Supplied material:
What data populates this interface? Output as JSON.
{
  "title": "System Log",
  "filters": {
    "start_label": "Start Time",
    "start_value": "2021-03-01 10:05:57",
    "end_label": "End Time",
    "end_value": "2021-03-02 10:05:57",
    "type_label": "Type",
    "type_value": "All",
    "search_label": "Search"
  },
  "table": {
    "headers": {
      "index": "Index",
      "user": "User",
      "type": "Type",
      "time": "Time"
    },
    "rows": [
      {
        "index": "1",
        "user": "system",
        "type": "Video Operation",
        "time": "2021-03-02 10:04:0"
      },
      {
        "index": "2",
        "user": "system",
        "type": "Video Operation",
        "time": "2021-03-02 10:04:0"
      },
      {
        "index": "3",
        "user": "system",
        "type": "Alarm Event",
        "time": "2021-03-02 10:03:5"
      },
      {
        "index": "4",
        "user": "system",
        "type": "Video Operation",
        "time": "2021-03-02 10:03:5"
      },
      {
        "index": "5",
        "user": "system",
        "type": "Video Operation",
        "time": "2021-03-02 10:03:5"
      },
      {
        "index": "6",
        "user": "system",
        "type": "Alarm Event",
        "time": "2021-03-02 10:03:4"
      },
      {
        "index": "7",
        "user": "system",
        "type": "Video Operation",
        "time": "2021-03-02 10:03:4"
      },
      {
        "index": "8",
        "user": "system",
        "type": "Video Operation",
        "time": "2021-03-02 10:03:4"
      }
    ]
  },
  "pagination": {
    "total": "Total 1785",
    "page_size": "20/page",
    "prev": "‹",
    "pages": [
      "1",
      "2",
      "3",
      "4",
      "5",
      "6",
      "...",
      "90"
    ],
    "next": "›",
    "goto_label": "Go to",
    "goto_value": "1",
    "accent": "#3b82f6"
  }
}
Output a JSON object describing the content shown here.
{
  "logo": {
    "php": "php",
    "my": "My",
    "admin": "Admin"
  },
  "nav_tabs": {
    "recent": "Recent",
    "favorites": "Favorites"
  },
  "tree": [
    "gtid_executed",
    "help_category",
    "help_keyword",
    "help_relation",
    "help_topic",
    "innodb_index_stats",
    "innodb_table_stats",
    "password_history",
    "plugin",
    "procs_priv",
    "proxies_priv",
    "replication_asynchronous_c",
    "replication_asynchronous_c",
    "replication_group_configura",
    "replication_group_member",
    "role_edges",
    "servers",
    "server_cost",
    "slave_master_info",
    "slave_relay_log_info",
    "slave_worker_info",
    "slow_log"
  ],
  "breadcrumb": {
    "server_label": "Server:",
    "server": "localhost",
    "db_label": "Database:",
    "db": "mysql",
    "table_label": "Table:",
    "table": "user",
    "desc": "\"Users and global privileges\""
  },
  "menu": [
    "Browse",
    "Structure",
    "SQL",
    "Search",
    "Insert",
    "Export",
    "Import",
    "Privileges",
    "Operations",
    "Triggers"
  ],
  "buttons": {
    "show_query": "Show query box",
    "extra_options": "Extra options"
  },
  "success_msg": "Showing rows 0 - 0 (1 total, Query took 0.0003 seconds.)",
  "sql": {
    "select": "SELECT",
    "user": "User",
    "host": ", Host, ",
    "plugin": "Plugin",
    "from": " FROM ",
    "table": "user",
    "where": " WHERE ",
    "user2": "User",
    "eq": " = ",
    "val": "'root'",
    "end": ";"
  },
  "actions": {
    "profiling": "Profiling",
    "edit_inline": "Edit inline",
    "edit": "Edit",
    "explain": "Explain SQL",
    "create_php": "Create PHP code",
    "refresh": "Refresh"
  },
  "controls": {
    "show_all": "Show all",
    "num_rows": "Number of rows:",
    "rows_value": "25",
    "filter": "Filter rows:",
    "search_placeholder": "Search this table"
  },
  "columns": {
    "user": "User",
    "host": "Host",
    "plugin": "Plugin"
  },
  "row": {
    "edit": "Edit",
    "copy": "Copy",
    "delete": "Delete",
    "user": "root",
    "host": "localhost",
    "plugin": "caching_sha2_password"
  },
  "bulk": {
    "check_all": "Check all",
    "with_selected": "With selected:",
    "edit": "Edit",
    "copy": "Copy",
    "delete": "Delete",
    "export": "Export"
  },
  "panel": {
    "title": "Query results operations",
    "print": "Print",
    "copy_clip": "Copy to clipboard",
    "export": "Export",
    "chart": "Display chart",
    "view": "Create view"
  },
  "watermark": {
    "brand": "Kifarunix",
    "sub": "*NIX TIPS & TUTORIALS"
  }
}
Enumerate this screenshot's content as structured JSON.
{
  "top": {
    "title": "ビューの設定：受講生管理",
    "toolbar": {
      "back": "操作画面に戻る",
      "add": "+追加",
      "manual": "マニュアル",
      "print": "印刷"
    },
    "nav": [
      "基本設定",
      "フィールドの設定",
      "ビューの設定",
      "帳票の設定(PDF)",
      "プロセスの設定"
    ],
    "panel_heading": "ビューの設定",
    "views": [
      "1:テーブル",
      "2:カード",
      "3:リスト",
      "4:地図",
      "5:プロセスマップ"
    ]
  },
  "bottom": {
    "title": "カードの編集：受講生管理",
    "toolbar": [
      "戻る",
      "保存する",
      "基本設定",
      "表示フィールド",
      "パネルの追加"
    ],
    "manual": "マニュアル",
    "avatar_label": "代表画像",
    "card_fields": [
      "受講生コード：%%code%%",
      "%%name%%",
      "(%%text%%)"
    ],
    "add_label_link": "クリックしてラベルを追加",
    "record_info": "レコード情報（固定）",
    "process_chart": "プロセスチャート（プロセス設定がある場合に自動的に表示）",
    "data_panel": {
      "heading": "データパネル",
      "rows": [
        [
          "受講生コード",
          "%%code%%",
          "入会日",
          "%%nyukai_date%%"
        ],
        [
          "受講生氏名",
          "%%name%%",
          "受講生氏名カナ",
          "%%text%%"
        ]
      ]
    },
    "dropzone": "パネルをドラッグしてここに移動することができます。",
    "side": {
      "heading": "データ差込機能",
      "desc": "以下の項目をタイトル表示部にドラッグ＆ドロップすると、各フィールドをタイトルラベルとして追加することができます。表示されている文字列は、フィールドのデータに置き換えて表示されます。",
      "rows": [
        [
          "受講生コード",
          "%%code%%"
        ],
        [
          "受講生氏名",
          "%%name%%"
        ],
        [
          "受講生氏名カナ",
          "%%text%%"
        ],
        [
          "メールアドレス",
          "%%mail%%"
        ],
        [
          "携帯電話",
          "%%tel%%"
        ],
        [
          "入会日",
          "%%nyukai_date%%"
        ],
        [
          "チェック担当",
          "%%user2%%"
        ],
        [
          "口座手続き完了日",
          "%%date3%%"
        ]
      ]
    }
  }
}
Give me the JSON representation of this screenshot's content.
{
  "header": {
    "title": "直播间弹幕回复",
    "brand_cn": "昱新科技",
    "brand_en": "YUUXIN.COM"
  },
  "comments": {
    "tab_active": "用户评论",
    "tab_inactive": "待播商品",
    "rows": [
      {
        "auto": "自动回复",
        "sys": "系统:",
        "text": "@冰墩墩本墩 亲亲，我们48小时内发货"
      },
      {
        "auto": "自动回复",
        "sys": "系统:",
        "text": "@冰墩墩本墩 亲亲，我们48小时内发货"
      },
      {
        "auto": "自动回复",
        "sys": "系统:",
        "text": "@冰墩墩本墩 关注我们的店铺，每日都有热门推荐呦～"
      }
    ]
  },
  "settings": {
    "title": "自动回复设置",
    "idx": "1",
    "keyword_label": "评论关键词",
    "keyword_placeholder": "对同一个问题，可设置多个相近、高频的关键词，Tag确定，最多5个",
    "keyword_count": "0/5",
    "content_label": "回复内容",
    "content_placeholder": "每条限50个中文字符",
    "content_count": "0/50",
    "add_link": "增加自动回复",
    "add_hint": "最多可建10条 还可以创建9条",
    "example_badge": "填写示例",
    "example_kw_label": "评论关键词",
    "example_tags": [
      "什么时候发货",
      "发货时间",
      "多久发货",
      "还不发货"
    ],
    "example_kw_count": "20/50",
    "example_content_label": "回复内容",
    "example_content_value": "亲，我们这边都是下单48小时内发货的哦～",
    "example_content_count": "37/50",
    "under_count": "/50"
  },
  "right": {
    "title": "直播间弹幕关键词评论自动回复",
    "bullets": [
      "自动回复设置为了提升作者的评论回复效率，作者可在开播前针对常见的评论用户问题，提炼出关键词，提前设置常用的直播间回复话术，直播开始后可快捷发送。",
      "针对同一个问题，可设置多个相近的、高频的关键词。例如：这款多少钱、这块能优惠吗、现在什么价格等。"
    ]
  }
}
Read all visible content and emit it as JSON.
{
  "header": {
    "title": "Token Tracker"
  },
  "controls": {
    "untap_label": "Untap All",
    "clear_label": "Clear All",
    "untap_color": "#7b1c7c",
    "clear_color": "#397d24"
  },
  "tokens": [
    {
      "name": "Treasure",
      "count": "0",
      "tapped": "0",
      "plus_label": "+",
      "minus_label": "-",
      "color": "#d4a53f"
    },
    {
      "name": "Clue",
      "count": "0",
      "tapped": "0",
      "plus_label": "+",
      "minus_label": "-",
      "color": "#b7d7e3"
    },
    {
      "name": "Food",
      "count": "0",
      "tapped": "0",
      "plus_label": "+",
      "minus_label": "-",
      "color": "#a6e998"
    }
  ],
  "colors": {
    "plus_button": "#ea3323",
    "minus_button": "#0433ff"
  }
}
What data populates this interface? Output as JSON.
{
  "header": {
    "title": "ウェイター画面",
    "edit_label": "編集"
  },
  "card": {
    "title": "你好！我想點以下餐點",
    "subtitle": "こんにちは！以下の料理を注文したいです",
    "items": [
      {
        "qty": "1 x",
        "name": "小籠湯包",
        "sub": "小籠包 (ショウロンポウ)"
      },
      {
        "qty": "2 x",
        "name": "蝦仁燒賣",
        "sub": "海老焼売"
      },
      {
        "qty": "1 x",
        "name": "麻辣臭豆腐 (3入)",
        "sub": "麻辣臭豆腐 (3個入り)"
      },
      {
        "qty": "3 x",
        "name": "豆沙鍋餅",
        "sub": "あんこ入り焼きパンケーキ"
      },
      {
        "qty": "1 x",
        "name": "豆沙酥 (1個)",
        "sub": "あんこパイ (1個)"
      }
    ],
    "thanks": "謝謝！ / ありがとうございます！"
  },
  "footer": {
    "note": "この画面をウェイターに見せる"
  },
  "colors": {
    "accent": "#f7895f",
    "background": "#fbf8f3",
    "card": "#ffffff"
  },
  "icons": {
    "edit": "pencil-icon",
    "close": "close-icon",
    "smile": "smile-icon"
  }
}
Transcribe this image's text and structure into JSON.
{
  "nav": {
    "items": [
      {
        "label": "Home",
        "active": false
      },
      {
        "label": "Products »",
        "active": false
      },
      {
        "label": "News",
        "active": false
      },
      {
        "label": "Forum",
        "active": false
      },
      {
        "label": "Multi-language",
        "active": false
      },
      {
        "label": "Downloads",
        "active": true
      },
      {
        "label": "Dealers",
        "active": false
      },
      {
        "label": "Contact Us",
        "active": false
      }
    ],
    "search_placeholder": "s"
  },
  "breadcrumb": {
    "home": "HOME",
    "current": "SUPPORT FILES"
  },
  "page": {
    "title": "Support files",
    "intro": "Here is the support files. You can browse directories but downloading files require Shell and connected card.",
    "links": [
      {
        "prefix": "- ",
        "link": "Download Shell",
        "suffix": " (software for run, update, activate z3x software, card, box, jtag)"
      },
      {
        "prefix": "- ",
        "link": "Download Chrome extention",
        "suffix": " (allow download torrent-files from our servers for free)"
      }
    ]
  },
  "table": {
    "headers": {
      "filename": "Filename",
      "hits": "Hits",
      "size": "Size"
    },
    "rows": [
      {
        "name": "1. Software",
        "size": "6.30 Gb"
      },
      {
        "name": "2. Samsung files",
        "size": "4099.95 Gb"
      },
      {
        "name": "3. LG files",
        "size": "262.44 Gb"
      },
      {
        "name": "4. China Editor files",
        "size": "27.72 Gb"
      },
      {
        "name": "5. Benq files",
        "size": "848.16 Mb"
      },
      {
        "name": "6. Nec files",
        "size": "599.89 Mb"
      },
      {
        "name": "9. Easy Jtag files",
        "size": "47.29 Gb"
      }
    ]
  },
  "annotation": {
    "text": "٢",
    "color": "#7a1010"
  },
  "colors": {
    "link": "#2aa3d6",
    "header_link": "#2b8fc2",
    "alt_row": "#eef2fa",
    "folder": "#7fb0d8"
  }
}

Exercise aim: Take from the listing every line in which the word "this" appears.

Your response:
What data populates this interface? Output as JSON.
    "search_placeholder": "Search this table"
Enumerate this screenshot's content as structured JSON.
Give me the JSON representation of this screenshot's content.
What data populates this interface? Output as JSON.
Transcribe this image's text and structure into JSON.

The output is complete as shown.